[[ RECORD SET open ]]

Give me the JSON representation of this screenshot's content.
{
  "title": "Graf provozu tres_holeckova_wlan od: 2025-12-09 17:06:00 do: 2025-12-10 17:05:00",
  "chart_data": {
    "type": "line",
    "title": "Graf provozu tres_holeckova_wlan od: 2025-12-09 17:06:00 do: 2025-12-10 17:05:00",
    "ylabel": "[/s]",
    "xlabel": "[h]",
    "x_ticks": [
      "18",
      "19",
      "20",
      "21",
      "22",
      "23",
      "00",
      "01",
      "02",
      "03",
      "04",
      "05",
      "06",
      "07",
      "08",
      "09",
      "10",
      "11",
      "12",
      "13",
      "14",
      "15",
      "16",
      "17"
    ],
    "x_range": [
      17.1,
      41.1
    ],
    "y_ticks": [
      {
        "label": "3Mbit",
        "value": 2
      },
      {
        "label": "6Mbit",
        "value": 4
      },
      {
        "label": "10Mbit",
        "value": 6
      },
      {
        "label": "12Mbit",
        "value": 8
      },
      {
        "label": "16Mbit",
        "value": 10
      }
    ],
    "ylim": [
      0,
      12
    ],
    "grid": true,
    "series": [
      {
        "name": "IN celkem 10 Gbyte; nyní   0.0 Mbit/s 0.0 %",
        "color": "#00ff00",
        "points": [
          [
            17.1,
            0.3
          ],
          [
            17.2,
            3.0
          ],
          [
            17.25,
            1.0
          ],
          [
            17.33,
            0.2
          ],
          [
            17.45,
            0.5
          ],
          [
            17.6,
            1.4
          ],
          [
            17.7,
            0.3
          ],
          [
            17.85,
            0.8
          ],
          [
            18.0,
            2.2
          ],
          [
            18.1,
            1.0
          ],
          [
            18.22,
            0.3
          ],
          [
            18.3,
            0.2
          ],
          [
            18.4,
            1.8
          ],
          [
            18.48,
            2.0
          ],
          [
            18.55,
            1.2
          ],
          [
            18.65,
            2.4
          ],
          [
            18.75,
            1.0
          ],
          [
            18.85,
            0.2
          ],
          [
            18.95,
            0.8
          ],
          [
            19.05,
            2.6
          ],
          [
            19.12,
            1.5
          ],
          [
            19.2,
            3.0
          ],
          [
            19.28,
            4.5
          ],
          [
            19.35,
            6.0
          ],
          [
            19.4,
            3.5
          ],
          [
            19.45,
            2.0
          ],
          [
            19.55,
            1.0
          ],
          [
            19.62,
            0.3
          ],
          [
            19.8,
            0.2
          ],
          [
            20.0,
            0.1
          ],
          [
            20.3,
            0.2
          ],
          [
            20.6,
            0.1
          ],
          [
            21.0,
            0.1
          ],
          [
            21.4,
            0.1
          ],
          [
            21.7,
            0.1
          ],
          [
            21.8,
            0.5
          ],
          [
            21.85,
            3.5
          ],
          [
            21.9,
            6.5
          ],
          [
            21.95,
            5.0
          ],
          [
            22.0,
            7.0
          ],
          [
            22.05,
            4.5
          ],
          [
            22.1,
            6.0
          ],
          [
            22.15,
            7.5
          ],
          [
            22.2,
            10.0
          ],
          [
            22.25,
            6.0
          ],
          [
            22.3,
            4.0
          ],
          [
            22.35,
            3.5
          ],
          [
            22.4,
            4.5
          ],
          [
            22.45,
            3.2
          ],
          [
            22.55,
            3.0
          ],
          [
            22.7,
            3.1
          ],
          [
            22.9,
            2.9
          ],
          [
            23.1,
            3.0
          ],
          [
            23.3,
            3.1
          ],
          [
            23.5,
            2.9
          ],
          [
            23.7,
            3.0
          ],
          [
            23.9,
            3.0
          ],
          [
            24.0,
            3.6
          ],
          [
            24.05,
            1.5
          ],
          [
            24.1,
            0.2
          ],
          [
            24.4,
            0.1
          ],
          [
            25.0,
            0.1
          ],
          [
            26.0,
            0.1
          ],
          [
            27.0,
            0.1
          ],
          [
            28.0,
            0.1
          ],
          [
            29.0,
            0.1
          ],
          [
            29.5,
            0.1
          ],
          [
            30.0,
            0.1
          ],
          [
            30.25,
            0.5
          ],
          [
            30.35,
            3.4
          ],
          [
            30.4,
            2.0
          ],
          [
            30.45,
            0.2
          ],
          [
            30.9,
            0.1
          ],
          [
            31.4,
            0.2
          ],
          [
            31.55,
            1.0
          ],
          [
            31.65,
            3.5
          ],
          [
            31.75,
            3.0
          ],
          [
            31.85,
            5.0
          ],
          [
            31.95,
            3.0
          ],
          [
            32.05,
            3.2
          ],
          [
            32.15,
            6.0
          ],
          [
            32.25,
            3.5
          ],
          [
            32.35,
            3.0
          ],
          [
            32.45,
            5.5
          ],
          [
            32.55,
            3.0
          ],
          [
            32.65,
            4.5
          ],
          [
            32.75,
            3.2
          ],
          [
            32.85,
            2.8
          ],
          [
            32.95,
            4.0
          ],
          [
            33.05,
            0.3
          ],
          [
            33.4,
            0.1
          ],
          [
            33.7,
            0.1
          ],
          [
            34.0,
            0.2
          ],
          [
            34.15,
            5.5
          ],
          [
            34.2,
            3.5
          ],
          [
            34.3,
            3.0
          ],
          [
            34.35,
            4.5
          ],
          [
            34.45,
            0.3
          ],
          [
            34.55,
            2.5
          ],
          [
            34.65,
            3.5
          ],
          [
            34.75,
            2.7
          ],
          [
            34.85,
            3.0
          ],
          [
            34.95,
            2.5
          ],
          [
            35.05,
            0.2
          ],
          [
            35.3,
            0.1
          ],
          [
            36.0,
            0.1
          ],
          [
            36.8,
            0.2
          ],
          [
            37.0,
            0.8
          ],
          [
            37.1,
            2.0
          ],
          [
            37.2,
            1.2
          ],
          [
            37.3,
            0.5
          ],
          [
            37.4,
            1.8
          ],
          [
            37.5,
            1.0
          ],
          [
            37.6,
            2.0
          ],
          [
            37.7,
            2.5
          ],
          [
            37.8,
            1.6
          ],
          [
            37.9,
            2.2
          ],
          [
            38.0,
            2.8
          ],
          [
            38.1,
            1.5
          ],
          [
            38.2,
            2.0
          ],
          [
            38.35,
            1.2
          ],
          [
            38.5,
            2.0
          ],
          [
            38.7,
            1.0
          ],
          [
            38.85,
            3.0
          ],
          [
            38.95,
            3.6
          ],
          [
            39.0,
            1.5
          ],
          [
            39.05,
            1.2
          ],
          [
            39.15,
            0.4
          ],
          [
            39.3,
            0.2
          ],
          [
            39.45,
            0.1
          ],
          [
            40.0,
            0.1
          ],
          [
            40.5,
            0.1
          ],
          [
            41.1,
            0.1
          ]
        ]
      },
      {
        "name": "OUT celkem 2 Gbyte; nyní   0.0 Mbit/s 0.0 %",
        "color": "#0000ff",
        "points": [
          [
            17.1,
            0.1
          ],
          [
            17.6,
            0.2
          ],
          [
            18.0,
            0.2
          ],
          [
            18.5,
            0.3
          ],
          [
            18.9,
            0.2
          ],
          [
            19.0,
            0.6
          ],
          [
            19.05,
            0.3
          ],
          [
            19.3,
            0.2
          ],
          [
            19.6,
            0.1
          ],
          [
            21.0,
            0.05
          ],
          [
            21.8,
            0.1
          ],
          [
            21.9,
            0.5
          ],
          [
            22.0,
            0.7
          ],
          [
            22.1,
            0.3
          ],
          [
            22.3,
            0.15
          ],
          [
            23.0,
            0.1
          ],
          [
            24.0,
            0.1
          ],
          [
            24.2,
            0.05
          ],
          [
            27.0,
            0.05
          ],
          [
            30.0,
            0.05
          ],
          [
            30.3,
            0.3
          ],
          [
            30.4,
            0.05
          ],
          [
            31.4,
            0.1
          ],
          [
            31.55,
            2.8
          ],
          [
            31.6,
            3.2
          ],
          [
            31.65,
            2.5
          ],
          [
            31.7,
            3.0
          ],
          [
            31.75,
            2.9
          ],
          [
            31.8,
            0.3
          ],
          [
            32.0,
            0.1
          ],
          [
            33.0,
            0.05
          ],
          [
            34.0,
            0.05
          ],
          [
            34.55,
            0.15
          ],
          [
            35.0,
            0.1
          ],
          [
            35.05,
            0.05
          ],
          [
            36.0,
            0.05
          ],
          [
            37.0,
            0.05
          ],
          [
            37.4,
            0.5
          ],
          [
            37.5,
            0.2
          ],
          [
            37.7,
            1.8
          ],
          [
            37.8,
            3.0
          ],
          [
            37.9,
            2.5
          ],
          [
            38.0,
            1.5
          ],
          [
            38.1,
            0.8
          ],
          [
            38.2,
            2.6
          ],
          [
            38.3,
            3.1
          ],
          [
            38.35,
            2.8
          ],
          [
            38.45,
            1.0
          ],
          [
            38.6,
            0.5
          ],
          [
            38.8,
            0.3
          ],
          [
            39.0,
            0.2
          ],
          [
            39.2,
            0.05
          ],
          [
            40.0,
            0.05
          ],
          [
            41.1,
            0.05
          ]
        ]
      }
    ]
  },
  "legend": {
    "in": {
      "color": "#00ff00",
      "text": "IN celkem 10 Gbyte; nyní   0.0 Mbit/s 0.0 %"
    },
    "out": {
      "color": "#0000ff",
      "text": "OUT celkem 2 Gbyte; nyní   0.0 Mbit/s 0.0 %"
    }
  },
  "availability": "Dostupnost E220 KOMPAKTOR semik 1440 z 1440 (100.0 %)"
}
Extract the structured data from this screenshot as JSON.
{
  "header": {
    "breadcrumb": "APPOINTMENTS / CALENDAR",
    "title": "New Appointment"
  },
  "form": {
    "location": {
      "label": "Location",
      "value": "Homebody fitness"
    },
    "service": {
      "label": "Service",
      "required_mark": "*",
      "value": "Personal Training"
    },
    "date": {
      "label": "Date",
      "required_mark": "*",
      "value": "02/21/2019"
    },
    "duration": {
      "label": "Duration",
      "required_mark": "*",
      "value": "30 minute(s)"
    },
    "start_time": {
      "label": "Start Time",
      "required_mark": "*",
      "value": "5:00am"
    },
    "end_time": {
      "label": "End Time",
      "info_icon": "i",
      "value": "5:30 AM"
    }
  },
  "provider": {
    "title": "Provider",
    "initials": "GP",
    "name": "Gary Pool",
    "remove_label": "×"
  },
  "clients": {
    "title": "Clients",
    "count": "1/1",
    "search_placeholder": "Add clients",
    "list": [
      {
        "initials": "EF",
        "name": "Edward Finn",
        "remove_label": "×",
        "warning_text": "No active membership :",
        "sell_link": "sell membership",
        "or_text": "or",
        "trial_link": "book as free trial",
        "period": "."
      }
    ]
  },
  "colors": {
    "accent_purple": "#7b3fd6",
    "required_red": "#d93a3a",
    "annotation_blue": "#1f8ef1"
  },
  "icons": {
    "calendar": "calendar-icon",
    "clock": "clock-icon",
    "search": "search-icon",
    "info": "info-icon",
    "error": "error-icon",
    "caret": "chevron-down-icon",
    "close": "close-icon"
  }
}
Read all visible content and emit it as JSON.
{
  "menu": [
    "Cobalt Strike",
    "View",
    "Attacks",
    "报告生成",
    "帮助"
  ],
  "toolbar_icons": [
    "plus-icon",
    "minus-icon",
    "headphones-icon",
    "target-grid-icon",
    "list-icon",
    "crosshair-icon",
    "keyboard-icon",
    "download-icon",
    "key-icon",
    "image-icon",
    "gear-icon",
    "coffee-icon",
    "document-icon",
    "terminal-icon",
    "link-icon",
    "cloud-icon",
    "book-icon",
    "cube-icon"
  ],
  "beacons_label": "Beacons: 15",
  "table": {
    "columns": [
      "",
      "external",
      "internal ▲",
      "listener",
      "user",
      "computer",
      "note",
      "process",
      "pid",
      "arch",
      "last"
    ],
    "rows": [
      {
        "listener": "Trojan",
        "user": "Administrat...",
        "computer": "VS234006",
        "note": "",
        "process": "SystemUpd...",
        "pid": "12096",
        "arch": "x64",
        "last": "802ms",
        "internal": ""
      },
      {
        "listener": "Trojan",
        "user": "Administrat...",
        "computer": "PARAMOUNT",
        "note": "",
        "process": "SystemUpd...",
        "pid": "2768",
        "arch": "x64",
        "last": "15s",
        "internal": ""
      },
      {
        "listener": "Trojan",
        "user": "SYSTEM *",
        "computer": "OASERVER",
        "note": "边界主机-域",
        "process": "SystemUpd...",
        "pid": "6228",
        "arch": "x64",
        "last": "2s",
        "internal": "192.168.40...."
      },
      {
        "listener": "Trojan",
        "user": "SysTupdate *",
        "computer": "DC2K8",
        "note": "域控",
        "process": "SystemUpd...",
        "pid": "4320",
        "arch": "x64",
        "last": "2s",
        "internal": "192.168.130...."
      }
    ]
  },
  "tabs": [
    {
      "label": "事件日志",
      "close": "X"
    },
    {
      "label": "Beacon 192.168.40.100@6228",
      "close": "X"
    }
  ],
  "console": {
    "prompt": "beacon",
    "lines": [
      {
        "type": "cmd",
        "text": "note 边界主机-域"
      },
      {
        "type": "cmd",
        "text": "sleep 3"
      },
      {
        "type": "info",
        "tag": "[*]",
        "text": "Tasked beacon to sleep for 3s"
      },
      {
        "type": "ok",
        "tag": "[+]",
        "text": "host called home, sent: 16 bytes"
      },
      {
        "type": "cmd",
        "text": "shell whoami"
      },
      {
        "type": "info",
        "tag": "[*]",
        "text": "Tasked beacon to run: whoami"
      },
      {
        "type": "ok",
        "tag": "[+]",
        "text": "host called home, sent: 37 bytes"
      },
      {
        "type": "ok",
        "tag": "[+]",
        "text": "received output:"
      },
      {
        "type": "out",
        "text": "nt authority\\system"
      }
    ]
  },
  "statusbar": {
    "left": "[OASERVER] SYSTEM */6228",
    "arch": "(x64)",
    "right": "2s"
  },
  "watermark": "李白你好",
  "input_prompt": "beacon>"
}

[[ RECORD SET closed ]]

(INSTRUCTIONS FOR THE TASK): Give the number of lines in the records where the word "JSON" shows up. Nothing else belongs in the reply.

(WRITTEN RESPONSE): 3